Emit the entire listing verbatim.

((

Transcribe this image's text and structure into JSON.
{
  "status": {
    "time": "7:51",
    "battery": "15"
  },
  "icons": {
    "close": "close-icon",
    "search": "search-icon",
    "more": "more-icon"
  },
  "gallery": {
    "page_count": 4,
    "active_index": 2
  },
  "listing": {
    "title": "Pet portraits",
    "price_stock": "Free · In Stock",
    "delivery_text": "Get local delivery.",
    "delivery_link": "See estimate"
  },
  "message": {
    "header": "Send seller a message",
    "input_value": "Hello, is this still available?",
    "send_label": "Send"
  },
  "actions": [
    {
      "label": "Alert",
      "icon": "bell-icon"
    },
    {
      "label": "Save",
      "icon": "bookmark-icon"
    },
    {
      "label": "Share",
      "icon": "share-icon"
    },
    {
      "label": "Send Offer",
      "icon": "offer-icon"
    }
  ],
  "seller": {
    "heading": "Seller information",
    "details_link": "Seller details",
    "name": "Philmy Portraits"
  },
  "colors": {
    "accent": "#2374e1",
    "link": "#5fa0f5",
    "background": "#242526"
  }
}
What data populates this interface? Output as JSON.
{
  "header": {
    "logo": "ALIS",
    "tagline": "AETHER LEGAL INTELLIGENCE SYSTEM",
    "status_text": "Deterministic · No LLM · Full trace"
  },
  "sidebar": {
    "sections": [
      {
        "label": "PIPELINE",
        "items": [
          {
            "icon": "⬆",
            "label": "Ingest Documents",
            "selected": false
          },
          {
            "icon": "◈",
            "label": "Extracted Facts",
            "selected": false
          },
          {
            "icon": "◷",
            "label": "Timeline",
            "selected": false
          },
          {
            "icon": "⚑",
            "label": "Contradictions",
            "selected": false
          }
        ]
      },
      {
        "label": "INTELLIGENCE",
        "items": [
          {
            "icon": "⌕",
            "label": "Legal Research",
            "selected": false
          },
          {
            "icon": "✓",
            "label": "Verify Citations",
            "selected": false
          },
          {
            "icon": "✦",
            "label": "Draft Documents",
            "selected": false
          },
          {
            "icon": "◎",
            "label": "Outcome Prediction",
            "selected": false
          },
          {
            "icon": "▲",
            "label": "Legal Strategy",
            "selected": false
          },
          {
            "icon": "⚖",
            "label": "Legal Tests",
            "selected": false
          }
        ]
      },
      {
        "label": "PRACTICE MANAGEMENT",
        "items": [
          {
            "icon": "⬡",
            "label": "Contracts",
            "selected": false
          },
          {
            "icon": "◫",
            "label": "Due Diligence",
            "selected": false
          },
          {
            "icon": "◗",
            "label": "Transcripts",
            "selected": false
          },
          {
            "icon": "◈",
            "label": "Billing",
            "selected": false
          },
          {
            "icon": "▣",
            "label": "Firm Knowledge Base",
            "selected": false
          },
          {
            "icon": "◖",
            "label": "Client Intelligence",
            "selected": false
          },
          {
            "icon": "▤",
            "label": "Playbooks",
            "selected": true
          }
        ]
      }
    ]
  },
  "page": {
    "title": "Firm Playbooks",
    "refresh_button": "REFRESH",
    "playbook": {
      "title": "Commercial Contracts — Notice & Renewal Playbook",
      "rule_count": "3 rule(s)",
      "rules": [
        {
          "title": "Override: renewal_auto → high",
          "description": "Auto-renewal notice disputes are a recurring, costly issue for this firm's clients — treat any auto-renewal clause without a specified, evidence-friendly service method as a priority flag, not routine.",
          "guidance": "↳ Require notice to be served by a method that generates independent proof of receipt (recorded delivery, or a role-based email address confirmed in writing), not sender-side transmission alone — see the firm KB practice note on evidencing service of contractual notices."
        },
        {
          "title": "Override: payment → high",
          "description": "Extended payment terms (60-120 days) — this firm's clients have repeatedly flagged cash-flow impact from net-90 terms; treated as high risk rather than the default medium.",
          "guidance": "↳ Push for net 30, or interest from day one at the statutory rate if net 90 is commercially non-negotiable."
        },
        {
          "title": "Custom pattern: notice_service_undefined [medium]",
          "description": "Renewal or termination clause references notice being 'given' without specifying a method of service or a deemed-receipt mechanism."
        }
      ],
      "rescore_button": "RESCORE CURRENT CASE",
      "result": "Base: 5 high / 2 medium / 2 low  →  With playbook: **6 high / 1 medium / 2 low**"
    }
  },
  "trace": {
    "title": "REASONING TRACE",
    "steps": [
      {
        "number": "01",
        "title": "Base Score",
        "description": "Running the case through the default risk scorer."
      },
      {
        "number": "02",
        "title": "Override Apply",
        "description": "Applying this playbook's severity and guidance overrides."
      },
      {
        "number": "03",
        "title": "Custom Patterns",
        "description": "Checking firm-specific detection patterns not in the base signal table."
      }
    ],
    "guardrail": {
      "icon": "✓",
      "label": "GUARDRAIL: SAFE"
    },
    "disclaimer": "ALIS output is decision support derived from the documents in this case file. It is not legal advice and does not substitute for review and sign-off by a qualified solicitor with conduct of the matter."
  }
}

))

■ **Written reply**:
Transcribe this image's text and structure into JSON.
{
  "status": {
    "time": "7:51",
    "battery": "15"
  },
  "icons": {
    "close": "close-icon",
    "search": "search-icon",
    "more": "more-icon"
  },
  "gallery": {
    "page_count": 4,
    "active_index": 2
  },
  "listing": {
    "title": "Pet portraits",
    "price_stock": "Free · In Stock",
    "delivery_text": "Get local delivery.",
    "delivery_link": "See estimate"
  },
  "message": {
    "header": "Send seller a message",
    "input_value": "Hello, is this still available?",
    "send_label": "Send"
  },
  "actions": [
    {
      "label": "Alert",
      "icon": "bell-icon"
    },
    {
      "label": "Save",
      "icon": "bookmark-icon"
    },
    {
      "label": "Share",
      "icon": "share-icon"
    },
    {
      "label": "Send Offer",
      "icon": "offer-icon"
    }
  ],
  "seller": {
    "heading": "Seller information",
    "details_link": "Seller details",
    "name": "Philmy Portraits"
  },
  "colors": {
    "accent": "#2374e1",
    "link": "#5fa0f5",
    "background": "#242526"
  }
}
What data populates this interface? Output as JSON.
{
  "header": {
    "logo": "ALIS",
    "tagline": "AETHER LEGAL INTELLIGENCE SYSTEM",
    "status_text": "Deterministic · No LLM · Full trace"
  },
  "sidebar": {
    "sections": [
      {
        "label": "PIPELINE",
        "items": [
          {
            "icon": "⬆",
            "label": "Ingest Documents",
            "selected": false
          },
          {
            "icon": "◈",
            "label": "Extracted Facts",
            "selected": false
          },
          {
            "icon": "◷",
            "label": "Timeline",
            "selected": false
          },
          {
            "icon": "⚑",
            "label": "Contradictions",
            "selected": false
          }
        ]
      },
      {
        "label": "INTELLIGENCE",
        "items": [
          {
            "icon": "⌕",
            "label": "Legal Research",
            "selected": false
          },
          {
            "icon": "✓",
            "label": "Verify Citations",
            "selected": false
          },
          {
            "icon": "✦",
            "label": "Draft Documents",
            "selected": false
          },
          {
            "icon": "◎",
            "label": "Outcome Prediction",
            "selected": false
          },
          {
            "icon": "▲",
            "label": "Legal Strategy",
            "selected": false
          },
          {
            "icon": "⚖",
            "label": "Legal Tests",
            "selected": false
          }
        ]
      },
      {
        "label": "PRACTICE MANAGEMENT",
        "items": [
          {
            "icon": "⬡",
            "label": "Contracts",
            "selected": false
          },
          {
            "icon": "◫",
            "label": "Due Diligence",
            "selected": false
          },
          {
            "icon": "◗",
            "label": "Transcripts",
            "selected": false
          },
          {
            "icon": "◈",
            "label": "Billing",
            "selected": false
          },
          {
            "icon": "▣",
            "label": "Firm Knowledge Base",
            "selected": false
          },
          {
            "icon": "◖",
            "label": "Client Intelligence",
            "selected": false
          },
          {
            "icon": "▤",
            "label": "Playbooks",
            "selected": true
          }
        ]
      }
    ]
  },
  "page": {
    "title": "Firm Playbooks",
    "refresh_button": "REFRESH",
    "playbook": {
      "title": "Commercial Contracts — Notice & Renewal Playbook",
      "rule_count": "3 rule(s)",
      "rules": [
        {
          "title": "Override: renewal_auto → high",
          "description": "Auto-renewal notice disputes are a recurring, costly issue for this firm's clients — treat any auto-renewal clause without a specified, evidence-friendly service method as a priority flag, not routine.",
          "guidance": "↳ Require notice to be served by a method that generates independent proof of receipt (recorded delivery, or a role-based email address confirmed in writing), not sender-side transmission alone — see the firm KB practice note on evidencing service of contractual notices."
        },
        {
          "title": "Override: payment → high",
          "description": "Extended payment terms (60-120 days) — this firm's clients have repeatedly flagged cash-flow impact from net-90 terms; treated as high risk rather than the default medium.",
          "guidance": "↳ Push for net 30, or interest from day one at the statutory rate if net 90 is commercially non-negotiable."
        },
        {
          "title": "Custom pattern: notice_service_undefined [medium]",
          "description": "Renewal or termination clause references notice being 'given' without specifying a method of service or a deemed-receipt mechanism."
        }
      ],
      "rescore_button": "RESCORE CURRENT CASE",
      "result": "Base: 5 high / 2 medium / 2 low  →  With playbook: **6 high / 1 medium / 2 low**"
    }
  },
  "trace": {
    "title": "REASONING TRACE",
    "steps": [
      {
        "number": "01",
        "title": "Base Score",
        "description": "Running the case through the default risk scorer."
      },
      {
        "number": "02",
        "title": "Override Apply",
        "description": "Applying this playbook's severity and guidance overrides."
      },
      {
        "number": "03",
        "title": "Custom Patterns",
        "description": "Checking firm-specific detection patterns not in the base signal table."
      }
    ],
    "guardrail": {
      "icon": "✓",
      "label": "GUARDRAIL: SAFE"
    },
    "disclaimer": "ALIS output is decision support derived from the documents in this case file. It is not legal advice and does not substitute for review and sign-off by a qualified solicitor with conduct of the matter."
  }
}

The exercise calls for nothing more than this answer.